### DIRECTIONS
Could you filter the records below and return each line that holds "JSON"?
:: DATA FOR THIS TASK
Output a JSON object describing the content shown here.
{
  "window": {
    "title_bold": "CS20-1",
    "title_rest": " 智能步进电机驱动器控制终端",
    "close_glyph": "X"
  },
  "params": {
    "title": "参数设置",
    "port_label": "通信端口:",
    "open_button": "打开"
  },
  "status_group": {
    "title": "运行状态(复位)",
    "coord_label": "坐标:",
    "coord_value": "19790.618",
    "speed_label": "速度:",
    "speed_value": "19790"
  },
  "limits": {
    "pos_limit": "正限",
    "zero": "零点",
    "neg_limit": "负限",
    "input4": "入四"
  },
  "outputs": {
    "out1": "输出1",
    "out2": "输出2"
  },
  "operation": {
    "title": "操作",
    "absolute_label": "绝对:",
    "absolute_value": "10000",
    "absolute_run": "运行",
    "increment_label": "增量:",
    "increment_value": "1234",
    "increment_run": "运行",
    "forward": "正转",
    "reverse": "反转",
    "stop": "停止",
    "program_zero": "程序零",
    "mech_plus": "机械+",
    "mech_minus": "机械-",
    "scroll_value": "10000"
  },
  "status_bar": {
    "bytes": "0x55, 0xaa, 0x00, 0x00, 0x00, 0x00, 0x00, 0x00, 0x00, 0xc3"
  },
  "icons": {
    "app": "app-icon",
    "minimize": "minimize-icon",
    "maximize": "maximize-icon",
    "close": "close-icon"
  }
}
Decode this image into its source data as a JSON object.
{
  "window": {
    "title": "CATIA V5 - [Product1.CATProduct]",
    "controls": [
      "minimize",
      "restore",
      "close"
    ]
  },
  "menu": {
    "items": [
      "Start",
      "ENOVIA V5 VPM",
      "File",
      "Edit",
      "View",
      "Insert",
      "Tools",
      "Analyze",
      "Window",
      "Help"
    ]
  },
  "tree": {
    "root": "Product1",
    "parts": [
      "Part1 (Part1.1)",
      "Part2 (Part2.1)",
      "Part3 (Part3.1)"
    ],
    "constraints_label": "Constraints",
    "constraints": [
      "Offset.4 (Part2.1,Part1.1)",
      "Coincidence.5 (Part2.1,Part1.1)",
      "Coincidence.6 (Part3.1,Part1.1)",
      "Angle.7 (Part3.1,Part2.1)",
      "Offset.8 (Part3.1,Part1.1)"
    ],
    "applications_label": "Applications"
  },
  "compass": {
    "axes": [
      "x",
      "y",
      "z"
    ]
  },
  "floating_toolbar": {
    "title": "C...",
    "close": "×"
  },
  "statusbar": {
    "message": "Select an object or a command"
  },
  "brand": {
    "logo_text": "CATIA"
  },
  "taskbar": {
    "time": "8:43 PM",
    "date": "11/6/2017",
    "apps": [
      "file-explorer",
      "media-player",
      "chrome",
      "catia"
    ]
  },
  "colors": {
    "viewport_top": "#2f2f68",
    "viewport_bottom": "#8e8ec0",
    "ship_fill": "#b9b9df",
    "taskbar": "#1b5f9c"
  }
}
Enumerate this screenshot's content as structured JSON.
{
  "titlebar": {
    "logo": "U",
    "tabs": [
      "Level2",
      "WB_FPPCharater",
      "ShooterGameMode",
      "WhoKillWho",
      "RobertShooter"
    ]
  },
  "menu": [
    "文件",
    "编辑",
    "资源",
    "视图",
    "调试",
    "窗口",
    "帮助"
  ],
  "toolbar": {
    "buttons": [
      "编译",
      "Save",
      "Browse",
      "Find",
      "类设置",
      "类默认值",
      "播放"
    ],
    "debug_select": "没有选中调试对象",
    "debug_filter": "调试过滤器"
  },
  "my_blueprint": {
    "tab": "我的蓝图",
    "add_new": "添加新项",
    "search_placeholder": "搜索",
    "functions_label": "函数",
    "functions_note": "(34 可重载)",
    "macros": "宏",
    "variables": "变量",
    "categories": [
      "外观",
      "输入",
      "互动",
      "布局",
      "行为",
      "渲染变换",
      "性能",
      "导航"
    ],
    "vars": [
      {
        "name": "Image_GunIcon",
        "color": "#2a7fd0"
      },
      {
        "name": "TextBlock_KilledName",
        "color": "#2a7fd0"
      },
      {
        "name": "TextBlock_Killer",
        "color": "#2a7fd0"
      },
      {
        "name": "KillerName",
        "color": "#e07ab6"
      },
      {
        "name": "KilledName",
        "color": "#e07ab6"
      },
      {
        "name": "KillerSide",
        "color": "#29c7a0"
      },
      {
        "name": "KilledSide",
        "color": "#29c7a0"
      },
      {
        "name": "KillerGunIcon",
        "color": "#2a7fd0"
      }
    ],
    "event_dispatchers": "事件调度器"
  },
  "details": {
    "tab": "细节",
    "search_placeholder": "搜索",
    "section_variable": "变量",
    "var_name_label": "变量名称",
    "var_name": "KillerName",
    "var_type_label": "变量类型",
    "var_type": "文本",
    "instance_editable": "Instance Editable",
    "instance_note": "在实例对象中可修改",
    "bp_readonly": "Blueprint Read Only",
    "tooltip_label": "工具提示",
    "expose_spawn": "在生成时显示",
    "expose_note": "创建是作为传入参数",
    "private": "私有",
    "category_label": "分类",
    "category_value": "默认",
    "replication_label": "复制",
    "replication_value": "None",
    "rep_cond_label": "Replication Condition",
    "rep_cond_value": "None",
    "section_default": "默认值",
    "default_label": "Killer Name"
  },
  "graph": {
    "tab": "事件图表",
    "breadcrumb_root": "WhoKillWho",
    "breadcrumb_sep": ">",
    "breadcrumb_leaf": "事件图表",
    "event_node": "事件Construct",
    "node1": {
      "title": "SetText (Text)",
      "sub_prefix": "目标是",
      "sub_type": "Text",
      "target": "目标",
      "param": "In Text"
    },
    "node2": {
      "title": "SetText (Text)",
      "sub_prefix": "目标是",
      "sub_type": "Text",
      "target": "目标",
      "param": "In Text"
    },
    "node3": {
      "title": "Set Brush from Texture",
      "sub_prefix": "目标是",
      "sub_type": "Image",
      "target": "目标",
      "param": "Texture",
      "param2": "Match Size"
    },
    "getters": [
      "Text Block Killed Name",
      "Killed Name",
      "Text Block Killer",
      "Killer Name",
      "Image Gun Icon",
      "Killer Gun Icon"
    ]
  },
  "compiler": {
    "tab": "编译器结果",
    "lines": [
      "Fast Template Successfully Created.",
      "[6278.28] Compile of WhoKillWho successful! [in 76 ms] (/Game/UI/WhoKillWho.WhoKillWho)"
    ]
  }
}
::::
### OUTPUT BELOW
Output a JSON object describing the content shown here.
Decode this image into its source data as a JSON object.
Enumerate this screenshot's content as structured JSON.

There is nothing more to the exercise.